### Brief
Copy out every line of the data that has the word "count" somewhere in it.

### Excerpts from an interface dataset
»»

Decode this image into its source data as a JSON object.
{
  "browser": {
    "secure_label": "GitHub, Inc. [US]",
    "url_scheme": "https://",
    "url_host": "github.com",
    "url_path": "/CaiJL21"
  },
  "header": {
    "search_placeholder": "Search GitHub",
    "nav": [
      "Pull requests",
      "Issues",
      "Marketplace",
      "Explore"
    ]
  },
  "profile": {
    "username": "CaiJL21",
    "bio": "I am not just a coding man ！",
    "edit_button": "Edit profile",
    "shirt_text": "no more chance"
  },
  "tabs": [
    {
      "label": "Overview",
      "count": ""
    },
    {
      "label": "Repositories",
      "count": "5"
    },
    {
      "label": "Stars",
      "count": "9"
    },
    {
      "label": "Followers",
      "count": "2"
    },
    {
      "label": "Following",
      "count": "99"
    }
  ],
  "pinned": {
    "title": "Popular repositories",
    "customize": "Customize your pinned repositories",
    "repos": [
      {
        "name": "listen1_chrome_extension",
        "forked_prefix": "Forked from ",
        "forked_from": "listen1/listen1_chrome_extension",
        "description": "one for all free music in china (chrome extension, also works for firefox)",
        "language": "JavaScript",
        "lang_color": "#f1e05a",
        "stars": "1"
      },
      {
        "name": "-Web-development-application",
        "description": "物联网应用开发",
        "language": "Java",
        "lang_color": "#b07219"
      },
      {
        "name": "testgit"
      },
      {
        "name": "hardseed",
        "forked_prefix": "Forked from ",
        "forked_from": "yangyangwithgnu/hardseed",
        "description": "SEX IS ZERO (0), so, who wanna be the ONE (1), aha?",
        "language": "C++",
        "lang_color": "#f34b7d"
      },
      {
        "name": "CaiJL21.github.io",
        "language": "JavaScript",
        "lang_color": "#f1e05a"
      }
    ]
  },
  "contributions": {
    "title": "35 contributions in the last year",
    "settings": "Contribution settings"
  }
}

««

### Problem solution
      "count": ""
      "count": "5"
      "count": "9"
      "count": "2"
      "count": "99"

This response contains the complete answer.